Content starts

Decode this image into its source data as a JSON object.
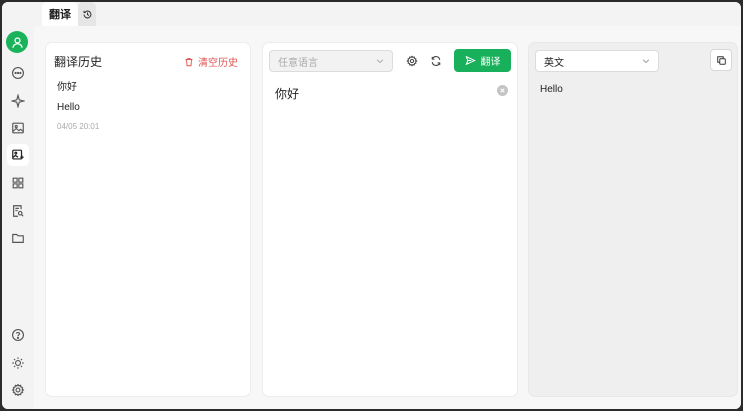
{
  "tabs": {
    "active_label": "翻译"
  },
  "sidebar": {
    "items": [
      {
        "name": "chat-icon"
      },
      {
        "name": "sparkle-icon"
      },
      {
        "name": "image-icon"
      },
      {
        "name": "translate-image-icon"
      },
      {
        "name": "apps-icon"
      },
      {
        "name": "document-search-icon"
      },
      {
        "name": "folder-icon"
      }
    ],
    "bottom": [
      {
        "name": "help-icon"
      },
      {
        "name": "theme-icon"
      },
      {
        "name": "settings-icon"
      }
    ]
  },
  "history": {
    "title": "翻译历史",
    "clear_label": "清空历史",
    "items": [
      {
        "source": "你好",
        "target": "Hello",
        "time": "04/05 20:01"
      }
    ]
  },
  "source": {
    "language_placeholder": "任意语言",
    "text": "你好",
    "translate_label": "翻译"
  },
  "target": {
    "language": "英文",
    "text": "Hello"
  },
  "colors": {
    "accent": "#18b05a",
    "danger": "#e05454"
  }
}
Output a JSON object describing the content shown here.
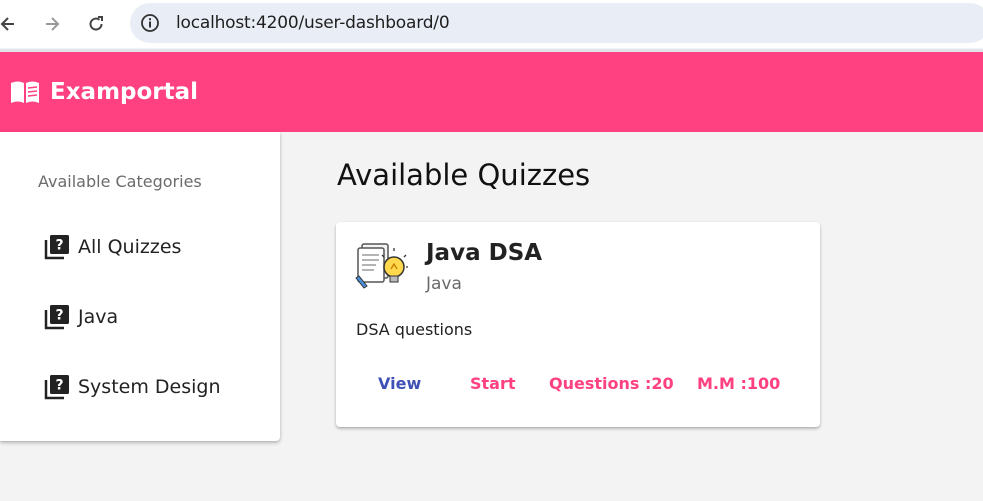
{
  "browser": {
    "url": "localhost:4200/user-dashboard/0",
    "icons": {
      "back": "arrow-left-icon",
      "forward": "arrow-right-icon",
      "reload": "reload-icon",
      "site_info": "info-icon"
    }
  },
  "header": {
    "brand": "Examportal",
    "background": "#ff4081",
    "logo_icon": "menu-book-icon"
  },
  "sidebar": {
    "subheader": "Available Categories",
    "items": [
      {
        "label": "All Quizzes",
        "icon": "quiz-icon"
      },
      {
        "label": "Java",
        "icon": "quiz-icon"
      },
      {
        "label": "System Design",
        "icon": "quiz-icon"
      }
    ]
  },
  "main": {
    "title": "Available Quizzes",
    "quizzes": [
      {
        "title": "Java DSA",
        "subtitle": "Java",
        "description": "DSA questions",
        "actions": {
          "view": "View",
          "start": "Start",
          "questions": "Questions :20",
          "marks": "M.M :100"
        }
      }
    ]
  },
  "colors": {
    "primary": "#3f51b5",
    "accent": "#ff4081"
  }
}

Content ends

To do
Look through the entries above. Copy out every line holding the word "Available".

Written answer
    "subheader": "Available Categories",
    "title": "Available Quizzes",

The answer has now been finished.